_Problem details_.
A faithful copy of all the data is required; pictures should not be included.

_Dataset records_.
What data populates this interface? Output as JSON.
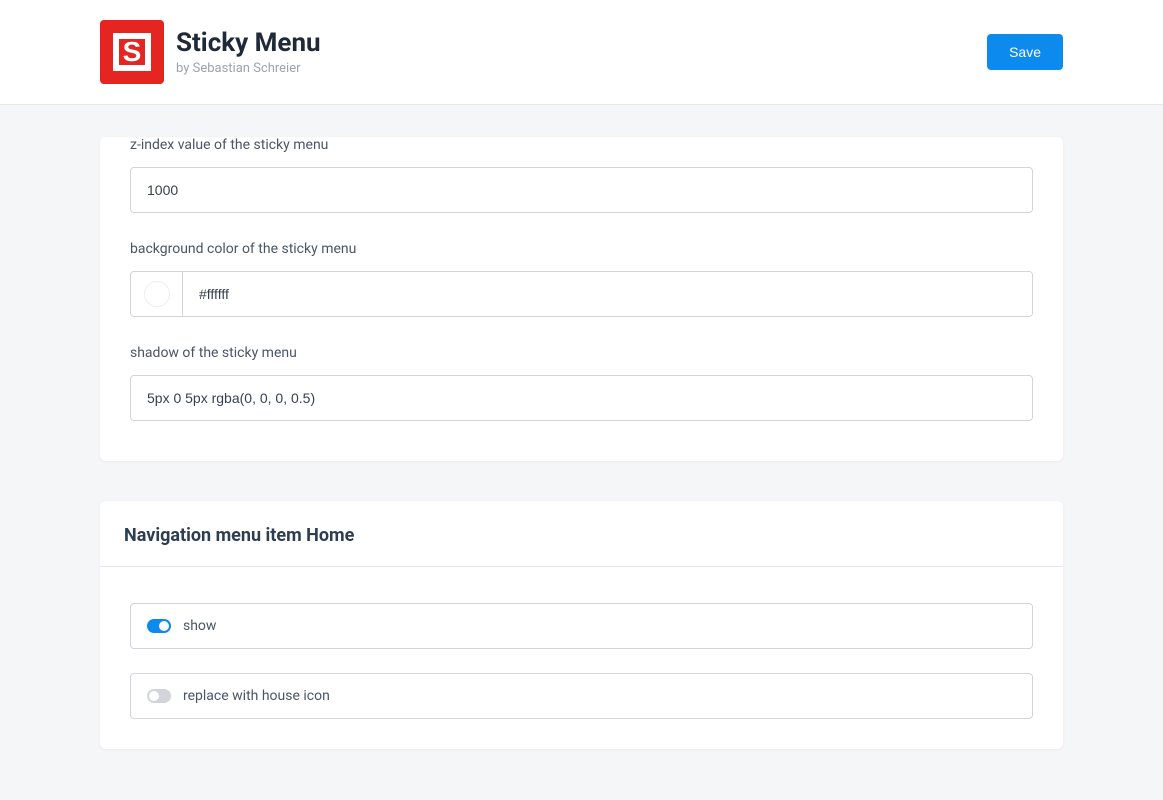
{
  "header": {
    "title": "Sticky Menu",
    "subtitle": "by Sebastian Schreier",
    "save_label": "Save"
  },
  "settings": {
    "zindex": {
      "label": "z-index value of the sticky menu",
      "value": "1000"
    },
    "bgcolor": {
      "label": "background color of the sticky menu",
      "value": "#ffffff"
    },
    "shadow": {
      "label": "shadow of the sticky menu",
      "value": "5px 0 5px rgba(0, 0, 0, 0.5)"
    }
  },
  "nav_home": {
    "section_title": "Navigation menu item Home",
    "show": {
      "label": "show",
      "enabled": true
    },
    "house_icon": {
      "label": "replace with house icon",
      "enabled": false
    }
  }
}
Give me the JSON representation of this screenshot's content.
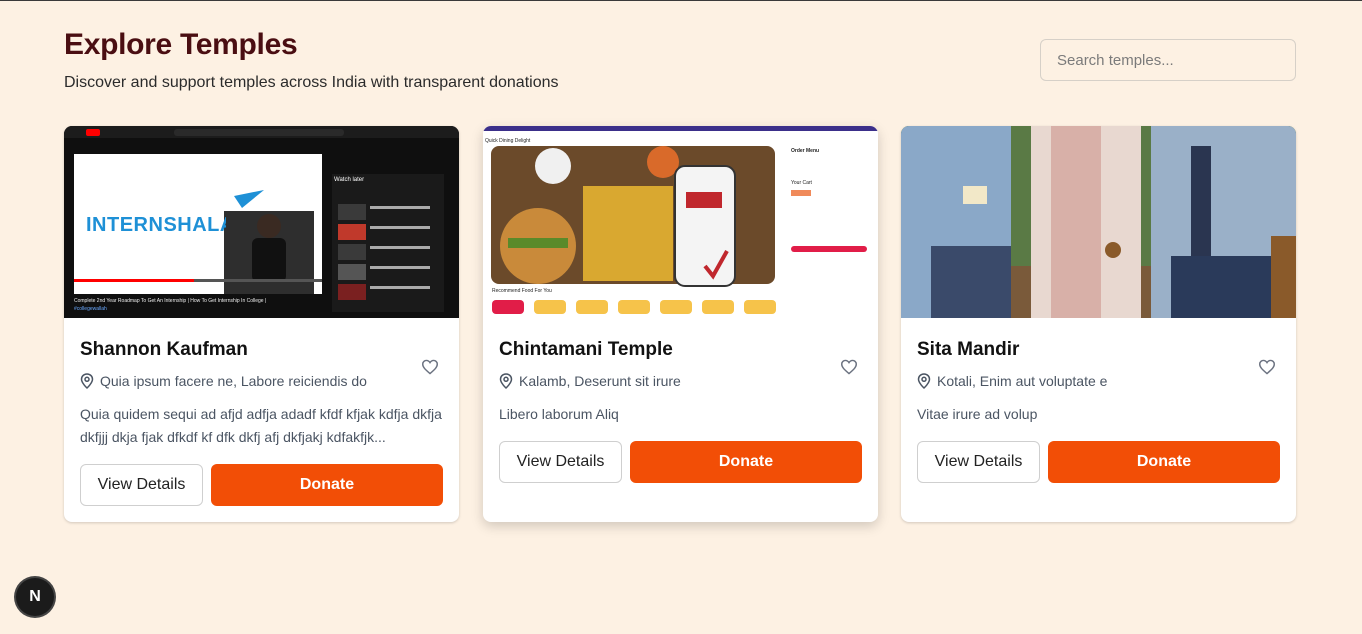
{
  "header": {
    "title": "Explore Temples",
    "subtitle": "Discover and support temples across India with transparent donations"
  },
  "search": {
    "placeholder": "Search temples..."
  },
  "cards": [
    {
      "name": "Shannon Kaufman",
      "location": "Quia ipsum facere ne, Labore reiciendis do",
      "description": "Quia quidem sequi ad afjd adfja adadf kfdf kfjak kdfja dkfja dkfjjj dkja fjak dfkdf kf dfk dkfj afj dkfjakj kdfakfjk...",
      "view_label": "View Details",
      "donate_label": "Donate",
      "thumb": {
        "brand": "INTERNSHALA",
        "video_title": "Complete 2nd Year Roadmap To Get An Internship | How To Get Internship In College |",
        "channel": "#collegewallah",
        "sidebar_title": "Watch later"
      }
    },
    {
      "name": "Chintamani Temple",
      "location": "Kalamb, Deserunt sit irure",
      "description": "Libero laborum Aliq",
      "view_label": "View Details",
      "donate_label": "Donate",
      "thumb": {
        "app_title": "Quick Dining Delight",
        "recommend": "Recommend Food For You",
        "order_title": "Order Menu",
        "cart_title": "Your Cart"
      }
    },
    {
      "name": "Sita Mandir",
      "location": "Kotali, Enim aut voluptate e",
      "description": "Vitae irure ad volup",
      "view_label": "View Details",
      "donate_label": "Donate"
    }
  ],
  "badge": {
    "letter": "N"
  },
  "colors": {
    "accent": "#f24e06",
    "title": "#4a0e12",
    "background": "#fdf1e3"
  },
  "icons": [
    "heart-icon",
    "map-pin-icon"
  ]
}
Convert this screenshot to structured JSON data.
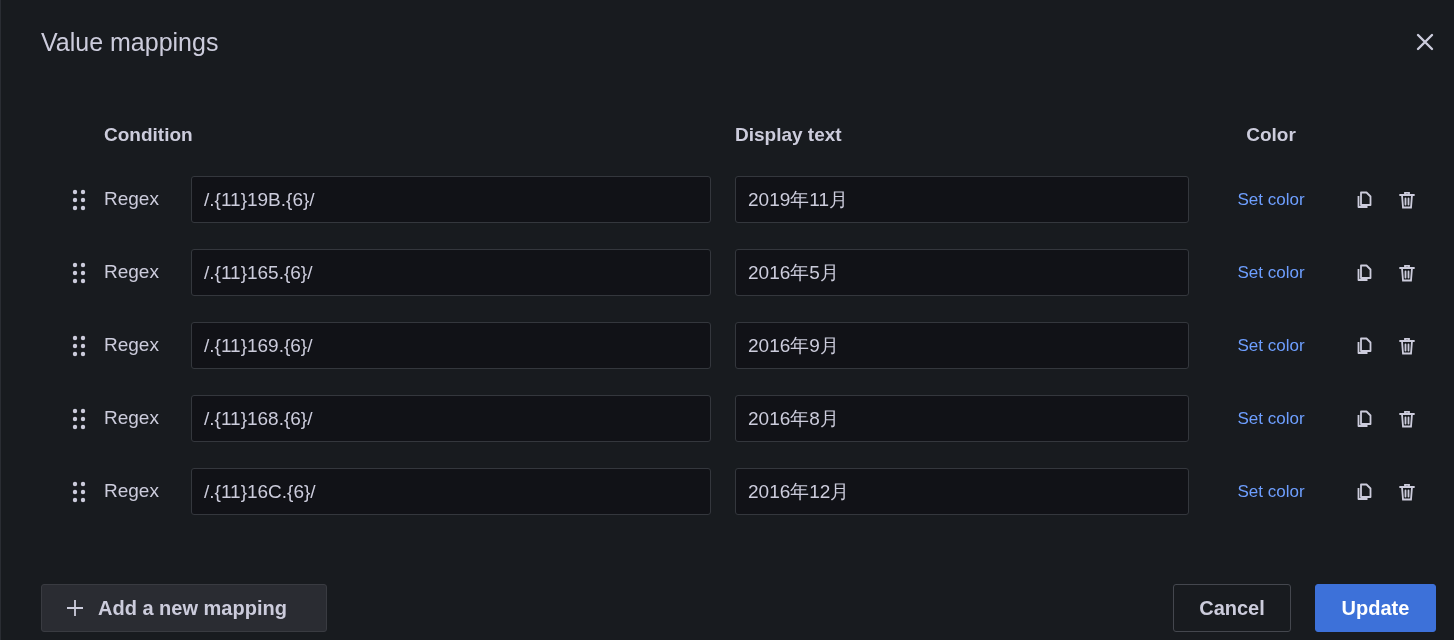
{
  "dialog": {
    "title": "Value mappings"
  },
  "columns": [
    "Condition",
    "Display text",
    "Color"
  ],
  "mappings": [
    {
      "type": "Regex",
      "condition": "/.{11}19B.{6}/",
      "display_text": "2019年11月",
      "color_action": "Set color"
    },
    {
      "type": "Regex",
      "condition": "/.{11}165.{6}/",
      "display_text": "2016年5月",
      "color_action": "Set color"
    },
    {
      "type": "Regex",
      "condition": "/.{11}169.{6}/",
      "display_text": "2016年9月",
      "color_action": "Set color"
    },
    {
      "type": "Regex",
      "condition": "/.{11}168.{6}/",
      "display_text": "2016年8月",
      "color_action": "Set color"
    },
    {
      "type": "Regex",
      "condition": "/.{11}16C.{6}/",
      "display_text": "2016年12月",
      "color_action": "Set color"
    }
  ],
  "add_button": "Add a new mapping",
  "buttons": [
    {
      "label": "Cancel",
      "kind": "secondary"
    },
    {
      "label": "Update",
      "kind": "primary"
    }
  ]
}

_Task solution_.
What data populates this interface? Output as JSON.
{
  "header": {
    "title": "Sticky Menu",
    "subtitle": "by Sebastian Schreier",
    "save_label": "Save"
  },
  "settings": {
    "zindex": {
      "label": "z-index value of the sticky menu",
      "value": "1000"
    },
    "bgcolor": {
      "label": "background color of the sticky menu",
      "value": "#ffffff"
    },
    "shadow": {
      "label": "shadow of the sticky menu",
      "value": "5px 0 5px rgba(0, 0, 0, 0.5)"
    }
  },
  "nav_home": {
    "section_title": "Navigation menu item Home",
    "show": {
      "label": "show",
      "enabled": true
    },
    "house_icon": {
      "label": "replace with house icon",
      "enabled": false
    }
  }
}
Give me the JSON representation of this screenshot's content.
{
  "header": {
    "title": "Explore Temples",
    "subtitle": "Discover and support temples across India with transparent donations"
  },
  "search": {
    "placeholder": "Search temples..."
  },
  "cards": [
    {
      "name": "Shannon Kaufman",
      "location": "Quia ipsum facere ne, Labore reiciendis do",
      "description": "Quia quidem sequi ad afjd adfja adadf kfdf kfjak kdfja dkfja dkfjjj dkja fjak dfkdf kf dfk dkfj afj dkfjakj kdfakfjk...",
      "view_label": "View Details",
      "donate_label": "Donate",
      "thumb": {
        "brand": "INTERNSHALA",
        "video_title": "Complete 2nd Year Roadmap To Get An Internship | How To Get Internship In College |",
        "channel": "#collegewallah",
        "sidebar_title": "Watch later"
      }
    },
    {
      "name": "Chintamani Temple",
      "location": "Kalamb, Deserunt sit irure",
      "description": "Libero laborum Aliq",
      "view_label": "View Details",
      "donate_label": "Donate",
      "thumb": {
        "app_title": "Quick Dining Delight",
        "recommend": "Recommend Food For You",
        "order_title": "Order Menu",
        "cart_title": "Your Cart"
      }
    },
    {
      "name": "Sita Mandir",
      "location": "Kotali, Enim aut voluptate e",
      "description": "Vitae irure ad volup",
      "view_label": "View Details",
      "donate_label": "Donate"
    }
  ],
  "badge": {
    "letter": "N"
  },
  "colors": {
    "accent": "#f24e06",
    "title": "#4a0e12",
    "background": "#fdf1e3"
  },
  "icons": [
    "heart-icon",
    "map-pin-icon"
  ]
}
Convert this screenshot to structured JSON data.
{
  "dialog": {
    "title": "Value mappings"
  },
  "columns": [
    "Condition",
    "Display text",
    "Color"
  ],
  "mappings": [
    {
      "type": "Regex",
      "condition": "/.{11}19B.{6}/",
      "display_text": "2019年11月",
      "color_action": "Set color"
    },
    {
      "type": "Regex",
      "condition": "/.{11}165.{6}/",
      "display_text": "2016年5月",
      "color_action": "Set color"
    },
    {
      "type": "Regex",
      "condition": "/.{11}169.{6}/",
      "display_text": "2016年9月",
      "color_action": "Set color"
    },
    {
      "type": "Regex",
      "condition": "/.{11}168.{6}/",
      "display_text": "2016年8月",
      "color_action": "Set color"
    },
    {
      "type": "Regex",
      "condition": "/.{11}16C.{6}/",
      "display_text": "2016年12月",
      "color_action": "Set color"
    }
  ],
  "add_button": "Add a new mapping",
  "buttons": [
    {
      "label": "Cancel",
      "kind": "secondary"
    },
    {
      "label": "Update",
      "kind": "primary"
    }
  ]
}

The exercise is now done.